**Material provided:**
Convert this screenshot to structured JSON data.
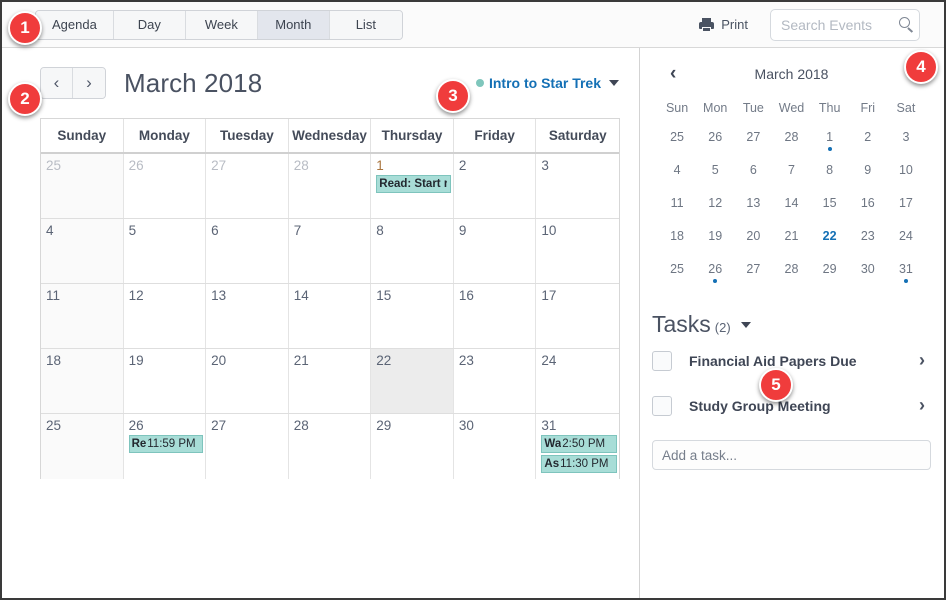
{
  "topbar": {
    "tabs": [
      {
        "label": "Agenda",
        "active": false
      },
      {
        "label": "Day",
        "active": false
      },
      {
        "label": "Week",
        "active": false
      },
      {
        "label": "Month",
        "active": true
      },
      {
        "label": "List",
        "active": false
      }
    ],
    "print_label": "Print",
    "print_icon": "printer-icon",
    "search_placeholder": "Search Events",
    "search_value": "",
    "search_icon": "magnifier-icon"
  },
  "calendar": {
    "prev_label": "‹",
    "next_label": "›",
    "title": "March 2018",
    "course_filter": {
      "name": "Intro to Star Trek",
      "dot_color": "#7fc6bc",
      "caret_icon": "chevron-down-icon"
    },
    "weekday_headers": [
      "Sunday",
      "Monday",
      "Tuesday",
      "Wednesday",
      "Thursday",
      "Friday",
      "Saturday"
    ],
    "weeks": [
      [
        {
          "num": "25",
          "other": true,
          "today": false,
          "events": []
        },
        {
          "num": "26",
          "other": true,
          "today": false,
          "events": []
        },
        {
          "num": "27",
          "other": true,
          "today": false,
          "events": []
        },
        {
          "num": "28",
          "other": true,
          "today": false,
          "events": []
        },
        {
          "num": "1",
          "other": false,
          "today": false,
          "first": true,
          "events": [
            {
              "title": "Read: Start r",
              "time": ""
            }
          ]
        },
        {
          "num": "2",
          "other": false,
          "today": false,
          "events": []
        },
        {
          "num": "3",
          "other": false,
          "today": false,
          "events": []
        }
      ],
      [
        {
          "num": "4",
          "other": false,
          "today": false,
          "events": []
        },
        {
          "num": "5",
          "other": false,
          "today": false,
          "events": []
        },
        {
          "num": "6",
          "other": false,
          "today": false,
          "events": []
        },
        {
          "num": "7",
          "other": false,
          "today": false,
          "events": []
        },
        {
          "num": "8",
          "other": false,
          "today": false,
          "events": []
        },
        {
          "num": "9",
          "other": false,
          "today": false,
          "events": []
        },
        {
          "num": "10",
          "other": false,
          "today": false,
          "events": []
        }
      ],
      [
        {
          "num": "11",
          "other": false,
          "today": false,
          "events": []
        },
        {
          "num": "12",
          "other": false,
          "today": false,
          "events": []
        },
        {
          "num": "13",
          "other": false,
          "today": false,
          "events": []
        },
        {
          "num": "14",
          "other": false,
          "today": false,
          "events": []
        },
        {
          "num": "15",
          "other": false,
          "today": false,
          "events": []
        },
        {
          "num": "16",
          "other": false,
          "today": false,
          "events": []
        },
        {
          "num": "17",
          "other": false,
          "today": false,
          "events": []
        }
      ],
      [
        {
          "num": "18",
          "other": false,
          "today": false,
          "events": []
        },
        {
          "num": "19",
          "other": false,
          "today": false,
          "events": []
        },
        {
          "num": "20",
          "other": false,
          "today": false,
          "events": []
        },
        {
          "num": "21",
          "other": false,
          "today": false,
          "events": []
        },
        {
          "num": "22",
          "other": false,
          "today": true,
          "events": []
        },
        {
          "num": "23",
          "other": false,
          "today": false,
          "events": []
        },
        {
          "num": "24",
          "other": false,
          "today": false,
          "events": []
        }
      ],
      [
        {
          "num": "25",
          "other": false,
          "today": false,
          "events": []
        },
        {
          "num": "26",
          "other": false,
          "today": false,
          "events": [
            {
              "title": "Re",
              "time": "11:59 PM"
            }
          ]
        },
        {
          "num": "27",
          "other": false,
          "today": false,
          "events": []
        },
        {
          "num": "28",
          "other": false,
          "today": false,
          "events": []
        },
        {
          "num": "29",
          "other": false,
          "today": false,
          "events": []
        },
        {
          "num": "30",
          "other": false,
          "today": false,
          "events": []
        },
        {
          "num": "31",
          "other": false,
          "today": false,
          "events": [
            {
              "title": "Wa",
              "time": "2:50 PM"
            },
            {
              "title": "As",
              "time": "11:30 PM"
            }
          ]
        }
      ]
    ]
  },
  "mini_calendar": {
    "prev_icon": "chevron-left-icon",
    "next_icon": "chevron-right-icon",
    "prev_label": "‹",
    "next_label": "›",
    "title": "March 2018",
    "weekday_headers": [
      "Sun",
      "Mon",
      "Tue",
      "Wed",
      "Thu",
      "Fri",
      "Sat"
    ],
    "weeks": [
      [
        {
          "num": "25",
          "dot": false,
          "selected": false
        },
        {
          "num": "26",
          "dot": false,
          "selected": false
        },
        {
          "num": "27",
          "dot": false,
          "selected": false
        },
        {
          "num": "28",
          "dot": false,
          "selected": false
        },
        {
          "num": "1",
          "dot": true,
          "selected": false
        },
        {
          "num": "2",
          "dot": false,
          "selected": false
        },
        {
          "num": "3",
          "dot": false,
          "selected": false
        }
      ],
      [
        {
          "num": "4",
          "dot": false,
          "selected": false
        },
        {
          "num": "5",
          "dot": false,
          "selected": false
        },
        {
          "num": "6",
          "dot": false,
          "selected": false
        },
        {
          "num": "7",
          "dot": false,
          "selected": false
        },
        {
          "num": "8",
          "dot": false,
          "selected": false
        },
        {
          "num": "9",
          "dot": false,
          "selected": false
        },
        {
          "num": "10",
          "dot": false,
          "selected": false
        }
      ],
      [
        {
          "num": "11",
          "dot": false,
          "selected": false
        },
        {
          "num": "12",
          "dot": false,
          "selected": false
        },
        {
          "num": "13",
          "dot": false,
          "selected": false
        },
        {
          "num": "14",
          "dot": false,
          "selected": false
        },
        {
          "num": "15",
          "dot": false,
          "selected": false
        },
        {
          "num": "16",
          "dot": false,
          "selected": false
        },
        {
          "num": "17",
          "dot": false,
          "selected": false
        }
      ],
      [
        {
          "num": "18",
          "dot": false,
          "selected": false
        },
        {
          "num": "19",
          "dot": false,
          "selected": false
        },
        {
          "num": "20",
          "dot": false,
          "selected": false
        },
        {
          "num": "21",
          "dot": false,
          "selected": false
        },
        {
          "num": "22",
          "dot": false,
          "selected": true
        },
        {
          "num": "23",
          "dot": false,
          "selected": false
        },
        {
          "num": "24",
          "dot": false,
          "selected": false
        }
      ],
      [
        {
          "num": "25",
          "dot": false,
          "selected": false
        },
        {
          "num": "26",
          "dot": true,
          "selected": false
        },
        {
          "num": "27",
          "dot": false,
          "selected": false
        },
        {
          "num": "28",
          "dot": false,
          "selected": false
        },
        {
          "num": "29",
          "dot": false,
          "selected": false
        },
        {
          "num": "30",
          "dot": false,
          "selected": false
        },
        {
          "num": "31",
          "dot": true,
          "selected": false
        }
      ]
    ]
  },
  "tasks": {
    "title": "Tasks",
    "count": "(2)",
    "caret_icon": "chevron-down-icon",
    "items": [
      {
        "label": "Financial Aid Papers Due",
        "checked": false,
        "chevron": "›"
      },
      {
        "label": "Study Group Meeting",
        "checked": false,
        "chevron": "›"
      }
    ],
    "add_placeholder": "Add a task...",
    "add_value": ""
  },
  "annotations": [
    {
      "id": "b1",
      "label": "1"
    },
    {
      "id": "b2",
      "label": "2"
    },
    {
      "id": "b3",
      "label": "3"
    },
    {
      "id": "b4",
      "label": "4"
    },
    {
      "id": "b5",
      "label": "5"
    }
  ],
  "colors": {
    "accent": "#1470b5",
    "event_bg": "#a8ddd7",
    "event_border": "#7ec4bd",
    "badge": "#f03c3c"
  }
}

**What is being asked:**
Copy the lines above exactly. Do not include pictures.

**Task answer:**
Convert this screenshot to structured JSON data.
{
  "topbar": {
    "tabs": [
      {
        "label": "Agenda",
        "active": false
      },
      {
        "label": "Day",
        "active": false
      },
      {
        "label": "Week",
        "active": false
      },
      {
        "label": "Month",
        "active": true
      },
      {
        "label": "List",
        "active": false
      }
    ],
    "print_label": "Print",
    "print_icon": "printer-icon",
    "search_placeholder": "Search Events",
    "search_value": "",
    "search_icon": "magnifier-icon"
  },
  "calendar": {
    "prev_label": "‹",
    "next_label": "›",
    "title": "March 2018",
    "course_filter": {
      "name": "Intro to Star Trek",
      "dot_color": "#7fc6bc",
      "caret_icon": "chevron-down-icon"
    },
    "weekday_headers": [
      "Sunday",
      "Monday",
      "Tuesday",
      "Wednesday",
      "Thursday",
      "Friday",
      "Saturday"
    ],
    "weeks": [
      [
        {
          "num": "25",
          "other": true,
          "today": false,
          "events": []
        },
        {
          "num": "26",
          "other": true,
          "today": false,
          "events": []
        },
        {
          "num": "27",
          "other": true,
          "today": false,
          "events": []
        },
        {
          "num": "28",
          "other": true,
          "today": false,
          "events": []
        },
        {
          "num": "1",
          "other": false,
          "today": false,
          "first": true,
          "events": [
            {
              "title": "Read: Start r",
              "time": ""
            }
          ]
        },
        {
          "num": "2",
          "other": false,
          "today": false,
          "events": []
        },
        {
          "num": "3",
          "other": false,
          "today": false,
          "events": []
        }
      ],
      [
        {
          "num": "4",
          "other": false,
          "today": false,
          "events": []
        },
        {
          "num": "5",
          "other": false,
          "today": false,
          "events": []
        },
        {
          "num": "6",
          "other": false,
          "today": false,
          "events": []
        },
        {
          "num": "7",
          "other": false,
          "today": false,
          "events": []
        },
        {
          "num": "8",
          "other": false,
          "today": false,
          "events": []
        },
        {
          "num": "9",
          "other": false,
          "today": false,
          "events": []
        },
        {
          "num": "10",
          "other": false,
          "today": false,
          "events": []
        }
      ],
      [
        {
          "num": "11",
          "other": false,
          "today": false,
          "events": []
        },
        {
          "num": "12",
          "other": false,
          "today": false,
          "events": []
        },
        {
          "num": "13",
          "other": false,
          "today": false,
          "events": []
        },
        {
          "num": "14",
          "other": false,
          "today": false,
          "events": []
        },
        {
          "num": "15",
          "other": false,
          "today": false,
          "events": []
        },
        {
          "num": "16",
          "other": false,
          "today": false,
          "events": []
        },
        {
          "num": "17",
          "other": false,
          "today": false,
          "events": []
        }
      ],
      [
        {
          "num": "18",
          "other": false,
          "today": false,
          "events": []
        },
        {
          "num": "19",
          "other": false,
          "today": false,
          "events": []
        },
        {
          "num": "20",
          "other": false,
          "today": false,
          "events": []
        },
        {
          "num": "21",
          "other": false,
          "today": false,
          "events": []
        },
        {
          "num": "22",
          "other": false,
          "today": true,
          "events": []
        },
        {
          "num": "23",
          "other": false,
          "today": false,
          "events": []
        },
        {
          "num": "24",
          "other": false,
          "today": false,
          "events": []
        }
      ],
      [
        {
          "num": "25",
          "other": false,
          "today": false,
          "events": []
        },
        {
          "num": "26",
          "other": false,
          "today": false,
          "events": [
            {
              "title": "Re",
              "time": "11:59 PM"
            }
          ]
        },
        {
          "num": "27",
          "other": false,
          "today": false,
          "events": []
        },
        {
          "num": "28",
          "other": false,
          "today": false,
          "events": []
        },
        {
          "num": "29",
          "other": false,
          "today": false,
          "events": []
        },
        {
          "num": "30",
          "other": false,
          "today": false,
          "events": []
        },
        {
          "num": "31",
          "other": false,
          "today": false,
          "events": [
            {
              "title": "Wa",
              "time": "2:50 PM"
            },
            {
              "title": "As",
              "time": "11:30 PM"
            }
          ]
        }
      ]
    ]
  },
  "mini_calendar": {
    "prev_icon": "chevron-left-icon",
    "next_icon": "chevron-right-icon",
    "prev_label": "‹",
    "next_label": "›",
    "title": "March 2018",
    "weekday_headers": [
      "Sun",
      "Mon",
      "Tue",
      "Wed",
      "Thu",
      "Fri",
      "Sat"
    ],
    "weeks": [
      [
        {
          "num": "25",
          "dot": false,
          "selected": false
        },
        {
          "num": "26",
          "dot": false,
          "selected": false
        },
        {
          "num": "27",
          "dot": false,
          "selected": false
        },
        {
          "num": "28",
          "dot": false,
          "selected": false
        },
        {
          "num": "1",
          "dot": true,
          "selected": false
        },
        {
          "num": "2",
          "dot": false,
          "selected": false
        },
        {
          "num": "3",
          "dot": false,
          "selected": false
        }
      ],
      [
        {
          "num": "4",
          "dot": false,
          "selected": false
        },
        {
          "num": "5",
          "dot": false,
          "selected": false
        },
        {
          "num": "6",
          "dot": false,
          "selected": false
        },
        {
          "num": "7",
          "dot": false,
          "selected": false
        },
        {
          "num": "8",
          "dot": false,
          "selected": false
        },
        {
          "num": "9",
          "dot": false,
          "selected": false
        },
        {
          "num": "10",
          "dot": false,
          "selected": false
        }
      ],
      [
        {
          "num": "11",
          "dot": false,
          "selected": false
        },
        {
          "num": "12",
          "dot": false,
          "selected": false
        },
        {
          "num": "13",
          "dot": false,
          "selected": false
        },
        {
          "num": "14",
          "dot": false,
          "selected": false
        },
        {
          "num": "15",
          "dot": false,
          "selected": false
        },
        {
          "num": "16",
          "dot": false,
          "selected": false
        },
        {
          "num": "17",
          "dot": false,
          "selected": false
        }
      ],
      [
        {
          "num": "18",
          "dot": false,
          "selected": false
        },
        {
          "num": "19",
          "dot": false,
          "selected": false
        },
        {
          "num": "20",
          "dot": false,
          "selected": false
        },
        {
          "num": "21",
          "dot": false,
          "selected": false
        },
        {
          "num": "22",
          "dot": false,
          "selected": true
        },
        {
          "num": "23",
          "dot": false,
          "selected": false
        },
        {
          "num": "24",
          "dot": false,
          "selected": false
        }
      ],
      [
        {
          "num": "25",
          "dot": false,
          "selected": false
        },
        {
          "num": "26",
          "dot": true,
          "selected": false
        },
        {
          "num": "27",
          "dot": false,
          "selected": false
        },
        {
          "num": "28",
          "dot": false,
          "selected": false
        },
        {
          "num": "29",
          "dot": false,
          "selected": false
        },
        {
          "num": "30",
          "dot": false,
          "selected": false
        },
        {
          "num": "31",
          "dot": true,
          "selected": false
        }
      ]
    ]
  },
  "tasks": {
    "title": "Tasks",
    "count": "(2)",
    "caret_icon": "chevron-down-icon",
    "items": [
      {
        "label": "Financial Aid Papers Due",
        "checked": false,
        "chevron": "›"
      },
      {
        "label": "Study Group Meeting",
        "checked": false,
        "chevron": "›"
      }
    ],
    "add_placeholder": "Add a task...",
    "add_value": ""
  },
  "annotations": [
    {
      "id": "b1",
      "label": "1"
    },
    {
      "id": "b2",
      "label": "2"
    },
    {
      "id": "b3",
      "label": "3"
    },
    {
      "id": "b4",
      "label": "4"
    },
    {
      "id": "b5",
      "label": "5"
    }
  ],
  "colors": {
    "accent": "#1470b5",
    "event_bg": "#a8ddd7",
    "event_border": "#7ec4bd",
    "badge": "#f03c3c"
  }
}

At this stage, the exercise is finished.